Two modifications of the mass action law are considered as applied to defining the critical micelle concentration (CMC) via constant K of the law. The first, traditional, modification defines the CMC as K1/(1−n), where n is the aggregation number, and the second one—as (Kn)1/(1−n). In both cases, the formulation of the mass action law is extremely simplified due to the exclusion of the constant, while all concentrations are expressed in the CMC units, which is slightly lower in the second case. The second modification of the law is more adequate at moderate and low aggregation numbers, which are characteristic of reverse micelles; therefore, these two modifications are conditionally attributed to the direct and reverse micelles. For both modifications, the concentrations of micelles and monomers are analyzed as depending on the total surfactant concentration in a micellar solution, while explicit analytical expressions are derived for the inverse dependences. An explicit relation has been found between the aforementioned concentrations and the micellization degree of solution . The dependence of the critical micellization degree (corresponding to CMC) on the aggregation number has been determined.
Scopus subject areas

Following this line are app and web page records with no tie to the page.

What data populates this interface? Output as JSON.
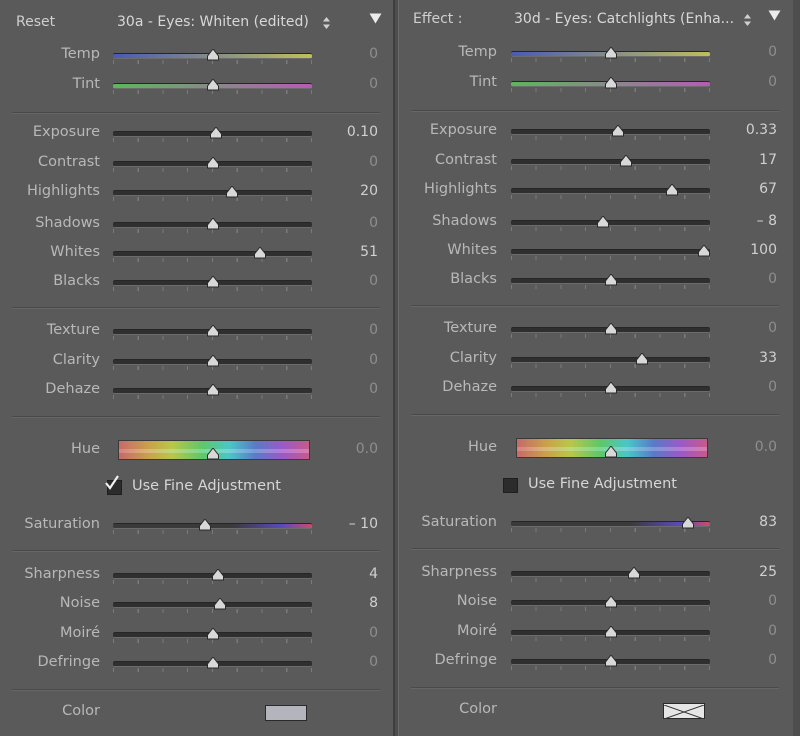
{
  "left_panel": {
    "header": {
      "label": "Reset",
      "preset": "30a - Eyes: Whiten (edited)"
    },
    "sliders": {
      "temp": {
        "label": "Temp",
        "value": "0",
        "pos": 0.5
      },
      "tint": {
        "label": "Tint",
        "value": "0",
        "pos": 0.5
      },
      "exposure": {
        "label": "Exposure",
        "value": "0.10",
        "pos": 0.52
      },
      "contrast": {
        "label": "Contrast",
        "value": "0",
        "pos": 0.5
      },
      "highlights": {
        "label": "Highlights",
        "value": "20",
        "pos": 0.6
      },
      "shadows": {
        "label": "Shadows",
        "value": "0",
        "pos": 0.5
      },
      "whites": {
        "label": "Whites",
        "value": "51",
        "pos": 0.74
      },
      "blacks": {
        "label": "Blacks",
        "value": "0",
        "pos": 0.5
      },
      "texture": {
        "label": "Texture",
        "value": "0",
        "pos": 0.5
      },
      "clarity": {
        "label": "Clarity",
        "value": "0",
        "pos": 0.5
      },
      "dehaze": {
        "label": "Dehaze",
        "value": "0",
        "pos": 0.5
      },
      "hue": {
        "label": "Hue",
        "value": "0.0",
        "pos": 0.5
      },
      "saturation": {
        "label": "Saturation",
        "value": "– 10",
        "pos": 0.46
      },
      "sharpness": {
        "label": "Sharpness",
        "value": "4",
        "pos": 0.53
      },
      "noise": {
        "label": "Noise",
        "value": "8",
        "pos": 0.54
      },
      "moire": {
        "label": "Moiré",
        "value": "0",
        "pos": 0.5
      },
      "defringe": {
        "label": "Defringe",
        "value": "0",
        "pos": 0.5
      }
    },
    "fine_adjustment": {
      "label": "Use Fine Adjustment",
      "checked": true
    },
    "color": {
      "label": "Color",
      "swatch": "#b4b4bc"
    }
  },
  "right_panel": {
    "header": {
      "label": "Effect :",
      "preset": "30d - Eyes: Catchlights (Enha..."
    },
    "sliders": {
      "temp": {
        "label": "Temp",
        "value": "0",
        "pos": 0.5
      },
      "tint": {
        "label": "Tint",
        "value": "0",
        "pos": 0.5
      },
      "exposure": {
        "label": "Exposure",
        "value": "0.33",
        "pos": 0.54
      },
      "contrast": {
        "label": "Contrast",
        "value": "17",
        "pos": 0.58
      },
      "highlights": {
        "label": "Highlights",
        "value": "67",
        "pos": 0.81
      },
      "shadows": {
        "label": "Shadows",
        "value": "– 8",
        "pos": 0.46
      },
      "whites": {
        "label": "Whites",
        "value": "100",
        "pos": 0.97
      },
      "blacks": {
        "label": "Blacks",
        "value": "0",
        "pos": 0.5
      },
      "texture": {
        "label": "Texture",
        "value": "0",
        "pos": 0.5
      },
      "clarity": {
        "label": "Clarity",
        "value": "33",
        "pos": 0.66
      },
      "dehaze": {
        "label": "Dehaze",
        "value": "0",
        "pos": 0.5
      },
      "hue": {
        "label": "Hue",
        "value": "0.0",
        "pos": 0.5
      },
      "saturation": {
        "label": "Saturation",
        "value": "83",
        "pos": 0.89
      },
      "sharpness": {
        "label": "Sharpness",
        "value": "25",
        "pos": 0.62
      },
      "noise": {
        "label": "Noise",
        "value": "0",
        "pos": 0.5
      },
      "moire": {
        "label": "Moiré",
        "value": "0",
        "pos": 0.5
      },
      "defringe": {
        "label": "Defringe",
        "value": "0",
        "pos": 0.5
      }
    },
    "fine_adjustment": {
      "label": "Use Fine Adjustment",
      "checked": false
    },
    "color": {
      "label": "Color",
      "swatch": "none"
    }
  },
  "icons": {
    "updown": "updown-arrows-icon",
    "menu": "triangle-down-icon",
    "check": "checkmark-icon"
  }
}
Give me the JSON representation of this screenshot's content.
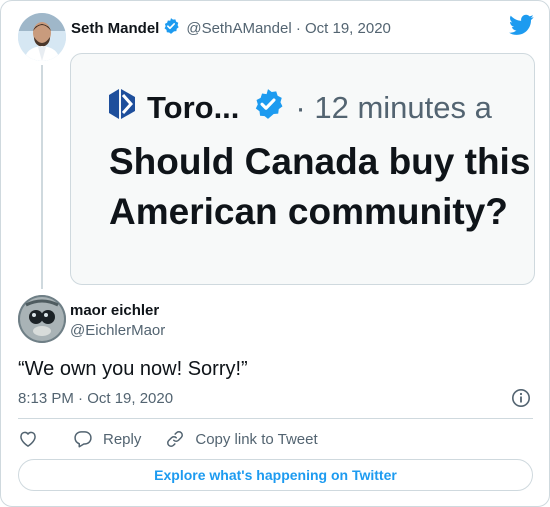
{
  "quoted_tweet": {
    "author_name": "Seth Mandel",
    "author_handle": "@SethAMandel",
    "date": "Oct 19, 2020",
    "embed": {
      "source_name": "Toro...",
      "time": "· 12 minutes a",
      "text_line1": "Should Canada buy this",
      "text_line2": "American community?"
    }
  },
  "tweet": {
    "author_name": "maor eichler",
    "author_handle": "@EichlerMaor",
    "text": "“We own you now! Sorry!”",
    "timestamp": "8:13 PM · Oct 19, 2020"
  },
  "actions": {
    "reply_label": "Reply",
    "copy_link_label": "Copy link to Tweet"
  },
  "explore_label": "Explore what's happening on Twitter",
  "colors": {
    "twitter_blue": "#1d9bf0",
    "text_primary": "#0f1419",
    "text_secondary": "#536471",
    "border": "#cfd9de",
    "toronto_brand": "#1e4f9c"
  },
  "icons": {
    "verified": "verified-badge-icon",
    "logo": "twitter-bird-icon",
    "info": "info-circle-icon",
    "like": "heart-icon",
    "reply": "speech-bubble-icon",
    "copy_link": "link-icon"
  }
}
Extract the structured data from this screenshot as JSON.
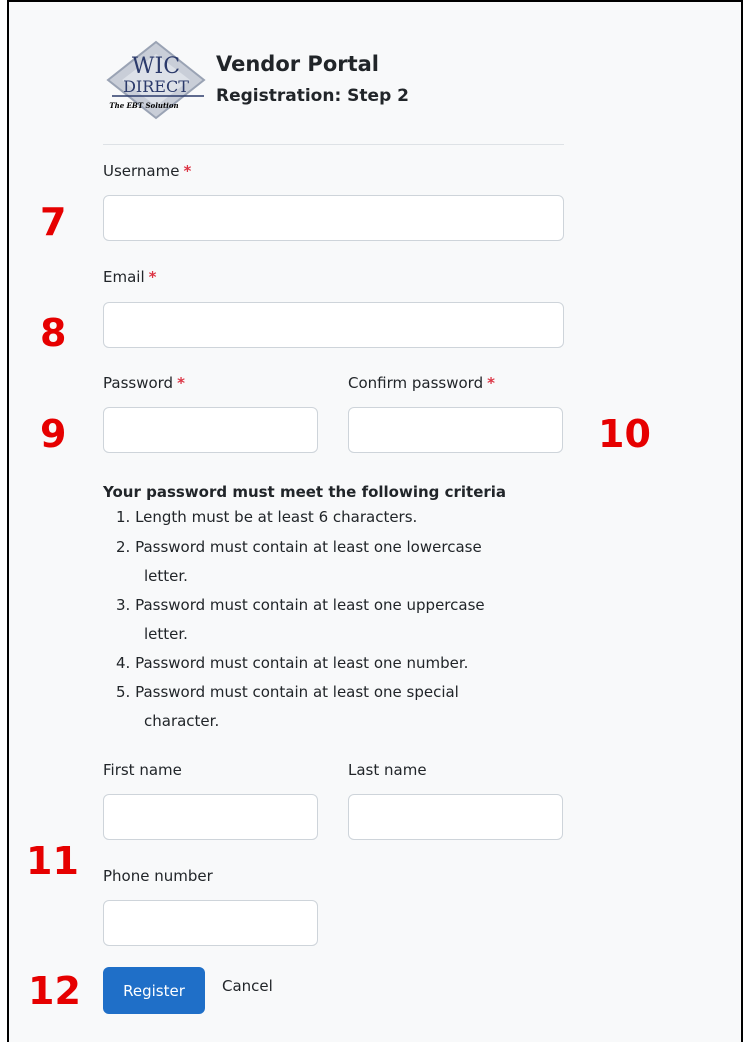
{
  "header": {
    "logo_text": "WIC DIRECT The EBT Solution",
    "title": "Vendor Portal",
    "subtitle": "Registration: Step 2"
  },
  "form": {
    "username": {
      "label": "Username",
      "required_mark": "*",
      "value": ""
    },
    "email": {
      "label": "Email",
      "required_mark": "*",
      "value": ""
    },
    "password": {
      "label": "Password",
      "required_mark": "*",
      "value": ""
    },
    "confirm_password": {
      "label": "Confirm password",
      "required_mark": "*",
      "value": ""
    },
    "first_name": {
      "label": "First name",
      "value": ""
    },
    "last_name": {
      "label": "Last name",
      "value": ""
    },
    "phone": {
      "label": "Phone number",
      "value": ""
    }
  },
  "criteria": {
    "title": "Your password must meet the following criteria",
    "items": [
      "1. Length must be at least 6 characters.",
      "2. Password must contain at least one lowercase",
      "letter.",
      "3. Password must contain at least one uppercase",
      "letter.",
      "4. Password must contain at least one number.",
      "5. Password must contain at least one special",
      "character."
    ]
  },
  "actions": {
    "register_label": "Register",
    "cancel_label": "Cancel"
  },
  "annotations": [
    "7",
    "8",
    "9",
    "10",
    "11",
    "12"
  ],
  "colors": {
    "annotation": "#e60000",
    "primary": "#1f6fc8",
    "required": "#dc3545"
  }
}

- Surfaces and Interfaces
- Physical and Theoretical Chemistry
- Colloid and Surface Chemistry